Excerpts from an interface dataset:
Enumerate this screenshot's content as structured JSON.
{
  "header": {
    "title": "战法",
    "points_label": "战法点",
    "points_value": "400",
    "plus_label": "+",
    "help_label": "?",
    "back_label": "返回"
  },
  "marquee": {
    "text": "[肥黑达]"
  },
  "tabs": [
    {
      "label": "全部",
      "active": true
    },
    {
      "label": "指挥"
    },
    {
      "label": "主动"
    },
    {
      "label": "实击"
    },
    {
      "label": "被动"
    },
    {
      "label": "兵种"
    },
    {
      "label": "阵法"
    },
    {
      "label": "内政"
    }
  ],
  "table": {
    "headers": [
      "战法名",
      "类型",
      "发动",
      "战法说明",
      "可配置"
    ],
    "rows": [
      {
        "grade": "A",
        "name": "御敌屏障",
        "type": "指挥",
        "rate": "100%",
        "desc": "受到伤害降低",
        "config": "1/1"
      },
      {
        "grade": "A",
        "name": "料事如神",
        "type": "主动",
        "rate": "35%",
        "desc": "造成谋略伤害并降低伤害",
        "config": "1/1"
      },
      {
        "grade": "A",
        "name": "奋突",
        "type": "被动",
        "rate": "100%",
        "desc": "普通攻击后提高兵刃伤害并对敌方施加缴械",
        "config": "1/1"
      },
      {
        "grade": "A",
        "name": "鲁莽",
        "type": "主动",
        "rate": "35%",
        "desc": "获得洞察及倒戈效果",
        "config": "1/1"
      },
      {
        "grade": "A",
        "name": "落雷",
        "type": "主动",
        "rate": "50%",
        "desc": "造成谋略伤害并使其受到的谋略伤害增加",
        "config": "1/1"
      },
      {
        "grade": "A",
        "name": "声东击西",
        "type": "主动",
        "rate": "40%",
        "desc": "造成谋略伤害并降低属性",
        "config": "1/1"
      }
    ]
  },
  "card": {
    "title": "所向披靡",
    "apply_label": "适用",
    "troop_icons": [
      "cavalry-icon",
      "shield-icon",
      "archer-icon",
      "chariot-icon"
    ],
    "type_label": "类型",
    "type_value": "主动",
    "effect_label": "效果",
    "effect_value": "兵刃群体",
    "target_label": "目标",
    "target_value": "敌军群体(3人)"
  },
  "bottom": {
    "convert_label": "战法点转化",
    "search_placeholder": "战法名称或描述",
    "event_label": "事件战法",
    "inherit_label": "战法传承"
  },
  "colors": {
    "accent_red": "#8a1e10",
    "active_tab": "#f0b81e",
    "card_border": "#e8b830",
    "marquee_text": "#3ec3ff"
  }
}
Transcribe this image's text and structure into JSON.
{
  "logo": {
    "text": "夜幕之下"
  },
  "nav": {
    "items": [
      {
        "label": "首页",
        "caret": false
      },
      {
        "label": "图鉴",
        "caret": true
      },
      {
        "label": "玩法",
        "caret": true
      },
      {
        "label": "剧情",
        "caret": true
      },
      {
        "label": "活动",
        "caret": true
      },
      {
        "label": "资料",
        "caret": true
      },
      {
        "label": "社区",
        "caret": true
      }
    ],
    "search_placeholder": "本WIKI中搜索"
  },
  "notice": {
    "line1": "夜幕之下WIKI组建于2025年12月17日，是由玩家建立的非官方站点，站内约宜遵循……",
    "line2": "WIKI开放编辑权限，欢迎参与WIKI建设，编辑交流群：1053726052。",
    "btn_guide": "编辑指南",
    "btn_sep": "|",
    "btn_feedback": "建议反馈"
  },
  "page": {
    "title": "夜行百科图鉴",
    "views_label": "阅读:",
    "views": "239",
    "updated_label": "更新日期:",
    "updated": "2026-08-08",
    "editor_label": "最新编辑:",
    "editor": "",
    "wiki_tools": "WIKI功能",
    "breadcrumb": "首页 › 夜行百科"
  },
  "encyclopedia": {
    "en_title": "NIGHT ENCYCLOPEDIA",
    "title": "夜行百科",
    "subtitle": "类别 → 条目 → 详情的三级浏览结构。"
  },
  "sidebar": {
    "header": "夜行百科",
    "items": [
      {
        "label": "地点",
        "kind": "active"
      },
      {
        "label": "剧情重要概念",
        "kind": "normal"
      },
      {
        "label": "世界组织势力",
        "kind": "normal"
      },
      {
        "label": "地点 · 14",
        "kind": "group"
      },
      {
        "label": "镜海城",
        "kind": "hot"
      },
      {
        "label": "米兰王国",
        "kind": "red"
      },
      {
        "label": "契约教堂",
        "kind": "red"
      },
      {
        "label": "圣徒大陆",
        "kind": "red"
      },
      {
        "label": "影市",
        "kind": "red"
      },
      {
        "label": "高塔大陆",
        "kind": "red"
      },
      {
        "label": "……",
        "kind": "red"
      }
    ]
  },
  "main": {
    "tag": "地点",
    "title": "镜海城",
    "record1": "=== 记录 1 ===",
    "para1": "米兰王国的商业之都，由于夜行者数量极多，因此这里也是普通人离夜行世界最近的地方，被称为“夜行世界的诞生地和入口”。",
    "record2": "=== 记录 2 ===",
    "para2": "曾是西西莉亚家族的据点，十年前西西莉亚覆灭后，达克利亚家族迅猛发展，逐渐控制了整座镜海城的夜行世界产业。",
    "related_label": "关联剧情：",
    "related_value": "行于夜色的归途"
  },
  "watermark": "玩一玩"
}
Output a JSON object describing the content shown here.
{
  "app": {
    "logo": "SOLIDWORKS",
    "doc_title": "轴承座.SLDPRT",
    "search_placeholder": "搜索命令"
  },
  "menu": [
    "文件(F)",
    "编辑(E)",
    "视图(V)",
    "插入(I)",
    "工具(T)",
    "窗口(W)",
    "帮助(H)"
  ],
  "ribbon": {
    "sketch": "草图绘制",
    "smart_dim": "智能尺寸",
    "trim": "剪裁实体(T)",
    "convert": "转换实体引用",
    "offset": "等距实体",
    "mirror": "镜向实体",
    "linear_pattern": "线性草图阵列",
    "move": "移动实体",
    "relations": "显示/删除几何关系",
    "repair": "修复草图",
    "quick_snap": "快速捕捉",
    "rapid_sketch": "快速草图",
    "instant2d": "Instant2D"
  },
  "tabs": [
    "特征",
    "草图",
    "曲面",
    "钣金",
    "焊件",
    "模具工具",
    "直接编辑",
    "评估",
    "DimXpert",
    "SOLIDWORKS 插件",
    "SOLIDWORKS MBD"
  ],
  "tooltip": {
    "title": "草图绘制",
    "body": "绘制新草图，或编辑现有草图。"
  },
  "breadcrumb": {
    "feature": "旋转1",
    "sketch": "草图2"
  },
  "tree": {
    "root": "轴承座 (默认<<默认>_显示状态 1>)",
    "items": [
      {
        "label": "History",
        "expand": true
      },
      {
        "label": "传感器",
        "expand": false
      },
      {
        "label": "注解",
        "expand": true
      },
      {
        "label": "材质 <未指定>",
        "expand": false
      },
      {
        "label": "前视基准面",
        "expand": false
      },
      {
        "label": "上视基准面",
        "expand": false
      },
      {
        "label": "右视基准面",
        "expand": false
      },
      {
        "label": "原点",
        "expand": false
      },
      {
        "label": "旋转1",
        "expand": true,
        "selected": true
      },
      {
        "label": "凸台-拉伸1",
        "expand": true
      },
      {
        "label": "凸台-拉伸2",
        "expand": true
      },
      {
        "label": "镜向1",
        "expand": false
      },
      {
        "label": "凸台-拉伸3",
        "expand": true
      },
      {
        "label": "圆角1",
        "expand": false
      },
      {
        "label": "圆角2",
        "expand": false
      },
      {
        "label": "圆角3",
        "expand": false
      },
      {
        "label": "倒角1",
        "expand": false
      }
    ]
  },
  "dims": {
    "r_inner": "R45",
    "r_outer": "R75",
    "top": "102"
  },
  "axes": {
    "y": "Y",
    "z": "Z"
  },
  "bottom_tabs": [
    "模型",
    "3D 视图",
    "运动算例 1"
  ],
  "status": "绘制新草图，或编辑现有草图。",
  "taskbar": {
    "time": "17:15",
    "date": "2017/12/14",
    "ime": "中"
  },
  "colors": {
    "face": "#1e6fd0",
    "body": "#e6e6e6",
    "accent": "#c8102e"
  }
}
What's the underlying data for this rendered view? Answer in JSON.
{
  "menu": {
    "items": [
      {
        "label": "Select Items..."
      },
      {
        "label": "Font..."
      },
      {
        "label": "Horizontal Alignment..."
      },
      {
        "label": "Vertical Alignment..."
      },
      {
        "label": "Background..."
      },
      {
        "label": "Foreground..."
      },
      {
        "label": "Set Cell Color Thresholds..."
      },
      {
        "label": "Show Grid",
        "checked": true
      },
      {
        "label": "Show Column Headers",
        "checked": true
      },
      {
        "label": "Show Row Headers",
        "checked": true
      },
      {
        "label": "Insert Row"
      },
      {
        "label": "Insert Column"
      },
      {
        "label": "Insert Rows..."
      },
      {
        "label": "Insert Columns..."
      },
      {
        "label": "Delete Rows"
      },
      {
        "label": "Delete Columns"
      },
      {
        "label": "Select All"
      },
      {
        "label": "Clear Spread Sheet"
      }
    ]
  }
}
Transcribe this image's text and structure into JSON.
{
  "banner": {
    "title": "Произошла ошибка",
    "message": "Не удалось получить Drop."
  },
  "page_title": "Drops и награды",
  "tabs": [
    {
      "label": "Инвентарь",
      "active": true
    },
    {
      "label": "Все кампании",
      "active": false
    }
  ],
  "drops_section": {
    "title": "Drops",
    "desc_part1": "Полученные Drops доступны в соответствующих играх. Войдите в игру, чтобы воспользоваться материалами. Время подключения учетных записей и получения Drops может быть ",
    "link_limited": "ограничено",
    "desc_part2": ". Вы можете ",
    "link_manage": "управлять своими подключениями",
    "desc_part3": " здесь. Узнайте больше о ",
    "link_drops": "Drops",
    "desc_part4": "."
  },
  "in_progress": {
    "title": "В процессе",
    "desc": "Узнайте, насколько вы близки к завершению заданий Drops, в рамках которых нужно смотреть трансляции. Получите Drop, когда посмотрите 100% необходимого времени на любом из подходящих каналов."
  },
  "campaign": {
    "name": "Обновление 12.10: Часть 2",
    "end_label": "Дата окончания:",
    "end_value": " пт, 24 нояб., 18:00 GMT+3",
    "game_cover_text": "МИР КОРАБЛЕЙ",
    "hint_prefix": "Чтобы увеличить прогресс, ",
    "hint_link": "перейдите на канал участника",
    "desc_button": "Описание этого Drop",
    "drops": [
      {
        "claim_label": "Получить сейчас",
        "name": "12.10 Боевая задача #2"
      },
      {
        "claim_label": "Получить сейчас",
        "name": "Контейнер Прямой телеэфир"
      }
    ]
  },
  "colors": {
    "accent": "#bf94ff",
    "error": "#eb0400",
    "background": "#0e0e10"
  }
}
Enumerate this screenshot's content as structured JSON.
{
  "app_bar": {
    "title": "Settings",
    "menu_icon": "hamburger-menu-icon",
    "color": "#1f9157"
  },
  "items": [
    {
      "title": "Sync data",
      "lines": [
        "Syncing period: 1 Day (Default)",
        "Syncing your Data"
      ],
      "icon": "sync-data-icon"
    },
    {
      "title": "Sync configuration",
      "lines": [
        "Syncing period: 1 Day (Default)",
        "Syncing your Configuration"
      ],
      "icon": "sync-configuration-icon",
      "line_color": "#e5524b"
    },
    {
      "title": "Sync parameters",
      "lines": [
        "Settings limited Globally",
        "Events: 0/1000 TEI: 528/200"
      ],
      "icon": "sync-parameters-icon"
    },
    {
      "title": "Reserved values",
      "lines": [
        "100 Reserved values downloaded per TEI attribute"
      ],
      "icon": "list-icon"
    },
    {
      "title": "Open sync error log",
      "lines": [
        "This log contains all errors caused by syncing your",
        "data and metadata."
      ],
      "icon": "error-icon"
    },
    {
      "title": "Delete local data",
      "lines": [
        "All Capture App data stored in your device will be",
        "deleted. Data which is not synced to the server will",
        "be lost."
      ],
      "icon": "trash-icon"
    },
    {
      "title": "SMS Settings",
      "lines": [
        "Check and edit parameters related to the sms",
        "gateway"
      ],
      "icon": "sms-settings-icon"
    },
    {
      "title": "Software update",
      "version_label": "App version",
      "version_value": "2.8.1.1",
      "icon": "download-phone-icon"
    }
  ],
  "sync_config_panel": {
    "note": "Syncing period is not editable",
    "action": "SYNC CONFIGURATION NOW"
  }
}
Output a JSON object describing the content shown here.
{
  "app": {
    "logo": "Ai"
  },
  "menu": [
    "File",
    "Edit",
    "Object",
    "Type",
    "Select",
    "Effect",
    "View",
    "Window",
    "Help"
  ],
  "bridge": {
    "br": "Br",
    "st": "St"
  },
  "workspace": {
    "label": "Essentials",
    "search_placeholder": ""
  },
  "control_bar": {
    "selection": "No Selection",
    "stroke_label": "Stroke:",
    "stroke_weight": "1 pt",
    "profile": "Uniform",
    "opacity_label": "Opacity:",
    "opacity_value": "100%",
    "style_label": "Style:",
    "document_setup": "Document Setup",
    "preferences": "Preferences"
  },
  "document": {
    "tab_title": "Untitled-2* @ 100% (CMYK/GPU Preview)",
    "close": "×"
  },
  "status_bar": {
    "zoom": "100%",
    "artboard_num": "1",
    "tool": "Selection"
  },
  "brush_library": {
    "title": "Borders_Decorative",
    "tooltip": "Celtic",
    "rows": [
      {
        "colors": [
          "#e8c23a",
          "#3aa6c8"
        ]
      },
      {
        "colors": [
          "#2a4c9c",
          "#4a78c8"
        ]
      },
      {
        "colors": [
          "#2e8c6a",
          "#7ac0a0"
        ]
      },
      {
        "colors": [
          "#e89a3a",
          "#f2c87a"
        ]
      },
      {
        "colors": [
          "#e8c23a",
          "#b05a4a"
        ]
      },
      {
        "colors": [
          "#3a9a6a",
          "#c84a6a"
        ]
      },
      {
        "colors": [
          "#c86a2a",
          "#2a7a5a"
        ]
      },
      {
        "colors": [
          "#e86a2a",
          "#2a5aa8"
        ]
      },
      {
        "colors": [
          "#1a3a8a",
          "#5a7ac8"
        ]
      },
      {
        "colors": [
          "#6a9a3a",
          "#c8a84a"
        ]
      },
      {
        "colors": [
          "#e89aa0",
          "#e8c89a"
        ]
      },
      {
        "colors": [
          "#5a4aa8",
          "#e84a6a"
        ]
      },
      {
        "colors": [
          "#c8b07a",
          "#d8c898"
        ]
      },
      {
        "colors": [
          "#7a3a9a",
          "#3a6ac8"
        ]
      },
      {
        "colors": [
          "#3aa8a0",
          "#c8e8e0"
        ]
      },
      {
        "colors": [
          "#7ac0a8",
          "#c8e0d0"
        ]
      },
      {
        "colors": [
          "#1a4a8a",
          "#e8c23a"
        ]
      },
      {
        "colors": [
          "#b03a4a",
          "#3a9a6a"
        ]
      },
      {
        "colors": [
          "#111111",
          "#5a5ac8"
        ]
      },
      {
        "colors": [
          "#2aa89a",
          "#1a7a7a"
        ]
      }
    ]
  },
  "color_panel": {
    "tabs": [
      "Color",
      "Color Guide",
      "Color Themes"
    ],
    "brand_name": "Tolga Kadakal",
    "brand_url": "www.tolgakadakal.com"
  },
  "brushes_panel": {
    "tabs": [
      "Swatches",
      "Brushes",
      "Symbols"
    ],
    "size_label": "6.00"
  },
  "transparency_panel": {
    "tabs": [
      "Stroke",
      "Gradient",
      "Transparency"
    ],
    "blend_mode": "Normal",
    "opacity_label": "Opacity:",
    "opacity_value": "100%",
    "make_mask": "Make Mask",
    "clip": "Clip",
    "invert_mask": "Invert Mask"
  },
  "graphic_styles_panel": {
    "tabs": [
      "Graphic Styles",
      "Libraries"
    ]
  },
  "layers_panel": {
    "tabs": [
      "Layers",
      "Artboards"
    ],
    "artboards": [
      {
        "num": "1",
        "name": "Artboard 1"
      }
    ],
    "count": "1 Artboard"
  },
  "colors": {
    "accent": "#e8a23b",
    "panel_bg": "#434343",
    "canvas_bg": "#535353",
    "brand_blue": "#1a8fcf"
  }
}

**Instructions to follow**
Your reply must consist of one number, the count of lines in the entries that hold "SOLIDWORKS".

**Reply to the task**
3